[Stored items]
=== Section Start ===

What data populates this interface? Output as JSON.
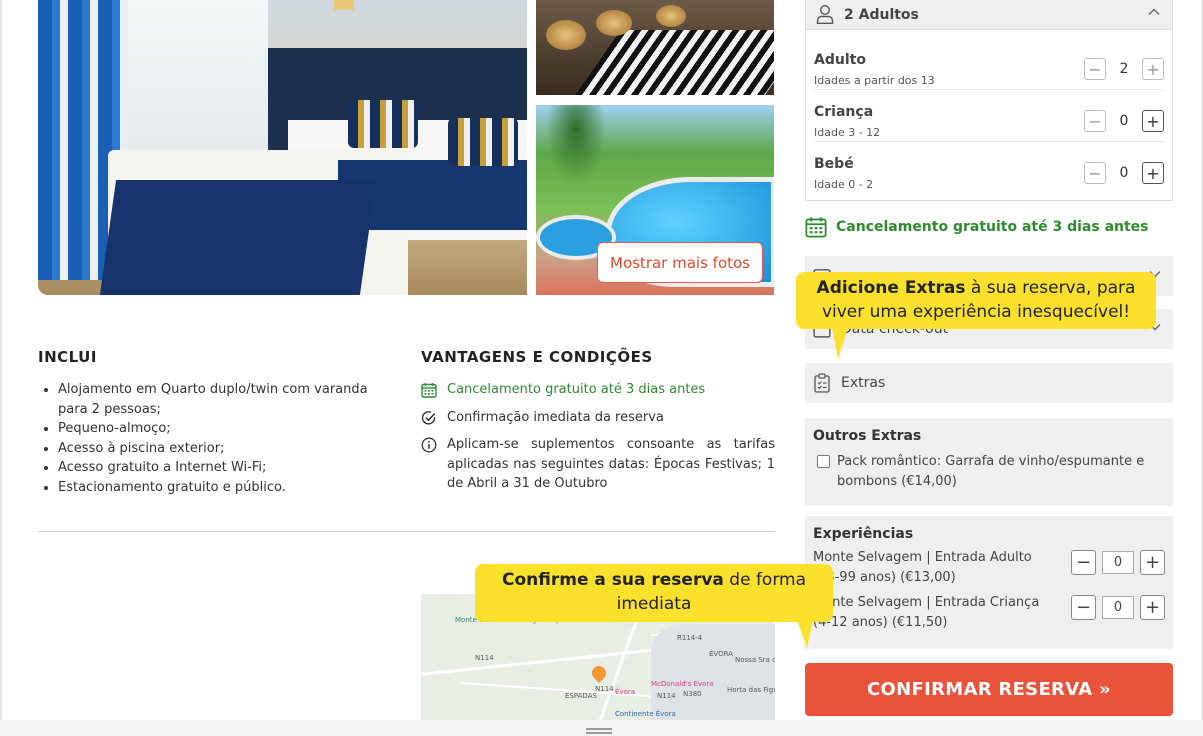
{
  "gallery": {
    "more_photos_label": "Mostrar mais fotos"
  },
  "includes": {
    "title": "INCLUI",
    "items": [
      "Alojamento em Quarto duplo/twin com varanda para 2 pessoas;",
      "Pequeno-almoço;",
      "Acesso à piscina exterior;",
      "Acesso gratuito a Internet Wi-Fi;",
      "Estacionamento gratuito e público."
    ]
  },
  "conditions": {
    "title": "VANTAGENS E CONDIÇÕES",
    "items": [
      {
        "icon": "calendar-icon",
        "text": "Cancelamento gratuito até 3 dias antes"
      },
      {
        "icon": "check-circle-icon",
        "text": "Confirmação imediata da reserva"
      },
      {
        "icon": "info-icon",
        "text": "Aplicam-se suplementos consoante as tarifas aplicadas nas seguintes datas: Épocas Festivas; 1 de Abril a 31 de Outubro"
      }
    ]
  },
  "map": {
    "labels": [
      "Monte da Giesteira Organização de Eventos",
      "N114",
      "N114",
      "ESPADAS",
      "Évora",
      "McDonald's Évora",
      "ÉVORA",
      "Nossa Sra da Saúde",
      "Horta das Figueiras",
      "Continente Évora",
      "R114-4",
      "N380",
      "N114"
    ]
  },
  "booking": {
    "guests_summary": "2 Adultos",
    "guests": [
      {
        "label": "Adulto",
        "sub": "Idades a partir dos 13",
        "value": "2"
      },
      {
        "label": "Criança",
        "sub": "Idade 3 - 12",
        "value": "0"
      },
      {
        "label": "Bebé",
        "sub": "Idade 0 - 2",
        "value": "0"
      }
    ],
    "free_cancel": "Cancelamento gratuito até 3 dias antes",
    "checkout_label": "Data check-out",
    "extras_label": "Extras",
    "other_extras": {
      "title": "Outros Extras",
      "option": "Pack romântico: Garrafa de vinho/espumante e bombons (€14,00)"
    },
    "experiences": {
      "title": "Experiências",
      "items": [
        {
          "label": "Monte Selvagem | Entrada Adulto (13-99 anos) (€13,00)",
          "value": "0"
        },
        {
          "label": "Monte Selvagem | Entrada Criança (4-12 anos) (€11,50)",
          "value": "0"
        }
      ]
    },
    "confirm_label": "CONFIRMAR RESERVA »"
  },
  "tooltips": {
    "extras_bold": "Adicione Extras",
    "extras_rest": " à sua reserva, para viver uma experiência inesquecível!",
    "confirm_bold": "Confirme a sua reserva",
    "confirm_rest": " de forma imediata"
  },
  "colors": {
    "accent": "#e8533a",
    "tooltip": "#fbe12c",
    "success": "#2e8b2e"
  }
}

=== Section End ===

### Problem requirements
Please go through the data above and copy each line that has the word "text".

### Solved problem
        "text": "Cancelamento gratuito até 3 dias antes"
        "text": "Confirmação imediata da reserva"
        "text": "Aplicam-se suplementos consoante as tarifas aplicadas nas seguintes datas: Épocas Festivas; 1 de Abril a 31 de Outubro"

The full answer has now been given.